■ Required work ■
Take the records below and set them down exactly, so that every line matches the original.

■ Input data ■
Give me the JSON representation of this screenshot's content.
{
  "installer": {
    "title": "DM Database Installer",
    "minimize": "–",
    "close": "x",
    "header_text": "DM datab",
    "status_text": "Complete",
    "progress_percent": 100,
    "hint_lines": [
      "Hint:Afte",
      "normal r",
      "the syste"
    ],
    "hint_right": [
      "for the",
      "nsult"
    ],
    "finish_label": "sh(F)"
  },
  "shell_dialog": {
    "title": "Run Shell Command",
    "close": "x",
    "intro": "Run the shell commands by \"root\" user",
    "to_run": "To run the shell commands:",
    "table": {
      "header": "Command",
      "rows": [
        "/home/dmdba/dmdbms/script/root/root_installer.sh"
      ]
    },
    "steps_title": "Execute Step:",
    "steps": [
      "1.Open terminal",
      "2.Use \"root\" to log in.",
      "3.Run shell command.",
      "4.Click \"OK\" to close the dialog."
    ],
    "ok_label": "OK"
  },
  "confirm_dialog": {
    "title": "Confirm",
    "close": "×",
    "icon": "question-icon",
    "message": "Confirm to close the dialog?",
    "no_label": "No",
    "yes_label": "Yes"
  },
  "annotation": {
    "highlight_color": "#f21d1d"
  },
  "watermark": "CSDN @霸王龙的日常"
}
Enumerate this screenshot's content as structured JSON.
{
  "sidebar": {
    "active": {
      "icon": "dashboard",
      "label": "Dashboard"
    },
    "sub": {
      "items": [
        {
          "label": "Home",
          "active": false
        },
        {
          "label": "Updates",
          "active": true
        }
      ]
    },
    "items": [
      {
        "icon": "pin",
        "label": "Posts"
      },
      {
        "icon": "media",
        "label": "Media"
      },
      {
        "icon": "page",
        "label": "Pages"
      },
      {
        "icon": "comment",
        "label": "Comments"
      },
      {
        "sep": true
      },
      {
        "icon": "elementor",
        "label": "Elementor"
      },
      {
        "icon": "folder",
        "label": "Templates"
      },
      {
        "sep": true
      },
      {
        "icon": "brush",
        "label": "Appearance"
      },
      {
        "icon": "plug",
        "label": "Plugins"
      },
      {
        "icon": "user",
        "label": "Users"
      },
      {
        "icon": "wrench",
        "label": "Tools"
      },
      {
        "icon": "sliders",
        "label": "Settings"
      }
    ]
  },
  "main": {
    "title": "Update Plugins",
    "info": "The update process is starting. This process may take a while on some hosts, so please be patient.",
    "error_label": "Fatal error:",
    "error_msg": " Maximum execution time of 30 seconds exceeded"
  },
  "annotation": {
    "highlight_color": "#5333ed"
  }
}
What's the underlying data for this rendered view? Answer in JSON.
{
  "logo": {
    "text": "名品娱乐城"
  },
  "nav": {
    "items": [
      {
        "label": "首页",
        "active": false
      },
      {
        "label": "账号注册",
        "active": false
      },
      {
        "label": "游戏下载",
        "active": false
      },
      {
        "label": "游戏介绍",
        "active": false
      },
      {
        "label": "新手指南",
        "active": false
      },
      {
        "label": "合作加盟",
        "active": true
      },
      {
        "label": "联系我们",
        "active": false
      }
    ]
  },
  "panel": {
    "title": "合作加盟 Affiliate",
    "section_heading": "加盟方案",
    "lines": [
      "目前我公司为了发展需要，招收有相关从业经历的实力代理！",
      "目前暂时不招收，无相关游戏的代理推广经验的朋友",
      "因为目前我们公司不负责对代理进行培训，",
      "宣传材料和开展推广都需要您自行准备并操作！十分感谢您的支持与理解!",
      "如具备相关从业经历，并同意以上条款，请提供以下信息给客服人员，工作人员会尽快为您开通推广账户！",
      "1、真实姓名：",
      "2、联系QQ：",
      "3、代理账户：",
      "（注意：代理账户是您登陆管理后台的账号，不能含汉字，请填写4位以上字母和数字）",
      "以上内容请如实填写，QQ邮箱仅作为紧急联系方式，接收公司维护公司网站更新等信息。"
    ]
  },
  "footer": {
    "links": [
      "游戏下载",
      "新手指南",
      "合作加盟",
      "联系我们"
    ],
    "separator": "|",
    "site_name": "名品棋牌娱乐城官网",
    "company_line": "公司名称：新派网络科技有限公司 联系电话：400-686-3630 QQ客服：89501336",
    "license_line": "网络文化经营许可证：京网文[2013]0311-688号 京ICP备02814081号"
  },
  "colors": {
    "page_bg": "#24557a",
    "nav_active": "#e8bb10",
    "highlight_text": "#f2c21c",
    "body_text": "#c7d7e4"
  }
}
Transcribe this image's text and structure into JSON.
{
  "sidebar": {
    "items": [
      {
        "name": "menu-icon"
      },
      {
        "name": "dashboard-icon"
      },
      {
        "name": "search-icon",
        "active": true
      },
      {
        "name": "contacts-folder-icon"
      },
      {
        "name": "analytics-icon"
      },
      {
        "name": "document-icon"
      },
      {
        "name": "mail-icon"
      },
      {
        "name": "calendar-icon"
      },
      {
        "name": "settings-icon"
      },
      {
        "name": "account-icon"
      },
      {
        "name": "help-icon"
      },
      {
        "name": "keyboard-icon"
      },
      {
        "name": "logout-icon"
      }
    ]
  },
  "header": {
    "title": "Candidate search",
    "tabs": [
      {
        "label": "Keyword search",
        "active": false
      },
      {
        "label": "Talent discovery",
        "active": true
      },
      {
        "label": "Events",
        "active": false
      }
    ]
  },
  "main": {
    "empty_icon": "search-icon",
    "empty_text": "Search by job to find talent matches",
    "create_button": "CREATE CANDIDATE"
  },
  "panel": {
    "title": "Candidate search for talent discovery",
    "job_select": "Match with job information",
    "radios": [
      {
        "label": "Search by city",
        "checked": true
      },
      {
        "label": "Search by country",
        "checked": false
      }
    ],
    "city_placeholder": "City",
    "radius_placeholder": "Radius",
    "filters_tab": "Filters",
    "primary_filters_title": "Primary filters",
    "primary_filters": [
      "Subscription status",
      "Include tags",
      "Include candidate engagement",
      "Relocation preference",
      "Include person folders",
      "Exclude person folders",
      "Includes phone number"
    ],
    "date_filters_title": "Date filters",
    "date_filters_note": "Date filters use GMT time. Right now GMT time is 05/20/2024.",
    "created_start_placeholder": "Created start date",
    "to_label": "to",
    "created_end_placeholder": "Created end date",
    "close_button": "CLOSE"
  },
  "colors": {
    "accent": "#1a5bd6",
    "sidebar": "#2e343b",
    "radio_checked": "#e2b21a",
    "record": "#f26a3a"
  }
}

■ Response to the task ■
Give me the JSON representation of this screenshot's content.
{
  "installer": {
    "title": "DM Database Installer",
    "minimize": "–",
    "close": "x",
    "header_text": "DM datab",
    "status_text": "Complete",
    "progress_percent": 100,
    "hint_lines": [
      "Hint:Afte",
      "normal r",
      "the syste"
    ],
    "hint_right": [
      "for the",
      "nsult"
    ],
    "finish_label": "sh(F)"
  },
  "shell_dialog": {
    "title": "Run Shell Command",
    "close": "x",
    "intro": "Run the shell commands by \"root\" user",
    "to_run": "To run the shell commands:",
    "table": {
      "header": "Command",
      "rows": [
        "/home/dmdba/dmdbms/script/root/root_installer.sh"
      ]
    },
    "steps_title": "Execute Step:",
    "steps": [
      "1.Open terminal",
      "2.Use \"root\" to log in.",
      "3.Run shell command.",
      "4.Click \"OK\" to close the dialog."
    ],
    "ok_label": "OK"
  },
  "confirm_dialog": {
    "title": "Confirm",
    "close": "×",
    "icon": "question-icon",
    "message": "Confirm to close the dialog?",
    "no_label": "No",
    "yes_label": "Yes"
  },
  "annotation": {
    "highlight_color": "#f21d1d"
  },
  "watermark": "CSDN @霸王龙的日常"
}
Enumerate this screenshot's content as structured JSON.
{
  "sidebar": {
    "active": {
      "icon": "dashboard",
      "label": "Dashboard"
    },
    "sub": {
      "items": [
        {
          "label": "Home",
          "active": false
        },
        {
          "label": "Updates",
          "active": true
        }
      ]
    },
    "items": [
      {
        "icon": "pin",
        "label": "Posts"
      },
      {
        "icon": "media",
        "label": "Media"
      },
      {
        "icon": "page",
        "label": "Pages"
      },
      {
        "icon": "comment",
        "label": "Comments"
      },
      {
        "sep": true
      },
      {
        "icon": "elementor",
        "label": "Elementor"
      },
      {
        "icon": "folder",
        "label": "Templates"
      },
      {
        "sep": true
      },
      {
        "icon": "brush",
        "label": "Appearance"
      },
      {
        "icon": "plug",
        "label": "Plugins"
      },
      {
        "icon": "user",
        "label": "Users"
      },
      {
        "icon": "wrench",
        "label": "Tools"
      },
      {
        "icon": "sliders",
        "label": "Settings"
      }
    ]
  },
  "main": {
    "title": "Update Plugins",
    "info": "The update process is starting. This process may take a while on some hosts, so please be patient.",
    "error_label": "Fatal error:",
    "error_msg": " Maximum execution time of 30 seconds exceeded"
  },
  "annotation": {
    "highlight_color": "#5333ed"
  }
}
What's the underlying data for this rendered view? Answer in JSON.
{
  "logo": {
    "text": "名品娱乐城"
  },
  "nav": {
    "items": [
      {
        "label": "首页",
        "active": false
      },
      {
        "label": "账号注册",
        "active": false
      },
      {
        "label": "游戏下载",
        "active": false
      },
      {
        "label": "游戏介绍",
        "active": false
      },
      {
        "label": "新手指南",
        "active": false
      },
      {
        "label": "合作加盟",
        "active": true
      },
      {
        "label": "联系我们",
        "active": false
      }
    ]
  },
  "panel": {
    "title": "合作加盟 Affiliate",
    "section_heading": "加盟方案",
    "lines": [
      "目前我公司为了发展需要，招收有相关从业经历的实力代理！",
      "目前暂时不招收，无相关游戏的代理推广经验的朋友",
      "因为目前我们公司不负责对代理进行培训，",
      "宣传材料和开展推广都需要您自行准备并操作！十分感谢您的支持与理解!",
      "如具备相关从业经历，并同意以上条款，请提供以下信息给客服人员，工作人员会尽快为您开通推广账户！",
      "1、真实姓名：",
      "2、联系QQ：",
      "3、代理账户：",
      "（注意：代理账户是您登陆管理后台的账号，不能含汉字，请填写4位以上字母和数字）",
      "以上内容请如实填写，QQ邮箱仅作为紧急联系方式，接收公司维护公司网站更新等信息。"
    ]
  },
  "footer": {
    "links": [
      "游戏下载",
      "新手指南",
      "合作加盟",
      "联系我们"
    ],
    "separator": "|",
    "site_name": "名品棋牌娱乐城官网",
    "company_line": "公司名称：新派网络科技有限公司 联系电话：400-686-3630 QQ客服：89501336",
    "license_line": "网络文化经营许可证：京网文[2013]0311-688号 京ICP备02814081号"
  },
  "colors": {
    "page_bg": "#24557a",
    "nav_active": "#e8bb10",
    "highlight_text": "#f2c21c",
    "body_text": "#c7d7e4"
  }
}
Transcribe this image's text and structure into JSON.
{
  "sidebar": {
    "items": [
      {
        "name": "menu-icon"
      },
      {
        "name": "dashboard-icon"
      },
      {
        "name": "search-icon",
        "active": true
      },
      {
        "name": "contacts-folder-icon"
      },
      {
        "name": "analytics-icon"
      },
      {
        "name": "document-icon"
      },
      {
        "name": "mail-icon"
      },
      {
        "name": "calendar-icon"
      },
      {
        "name": "settings-icon"
      },
      {
        "name": "account-icon"
      },
      {
        "name": "help-icon"
      },
      {
        "name": "keyboard-icon"
      },
      {
        "name": "logout-icon"
      }
    ]
  },
  "header": {
    "title": "Candidate search",
    "tabs": [
      {
        "label": "Keyword search",
        "active": false
      },
      {
        "label": "Talent discovery",
        "active": true
      },
      {
        "label": "Events",
        "active": false
      }
    ]
  },
  "main": {
    "empty_icon": "search-icon",
    "empty_text": "Search by job to find talent matches",
    "create_button": "CREATE CANDIDATE"
  },
  "panel": {
    "title": "Candidate search for talent discovery",
    "job_select": "Match with job information",
    "radios": [
      {
        "label": "Search by city",
        "checked": true
      },
      {
        "label": "Search by country",
        "checked": false
      }
    ],
    "city_placeholder": "City",
    "radius_placeholder": "Radius",
    "filters_tab": "Filters",
    "primary_filters_title": "Primary filters",
    "primary_filters": [
      "Subscription status",
      "Include tags",
      "Include candidate engagement",
      "Relocation preference",
      "Include person folders",
      "Exclude person folders",
      "Includes phone number"
    ],
    "date_filters_title": "Date filters",
    "date_filters_note": "Date filters use GMT time. Right now GMT time is 05/20/2024.",
    "created_start_placeholder": "Created start date",
    "to_label": "to",
    "created_end_placeholder": "Created end date",
    "close_button": "CLOSE"
  },
  "colors": {
    "accent": "#1a5bd6",
    "sidebar": "#2e343b",
    "radio_checked": "#e2b21a",
    "record": "#f26a3a"
  }
}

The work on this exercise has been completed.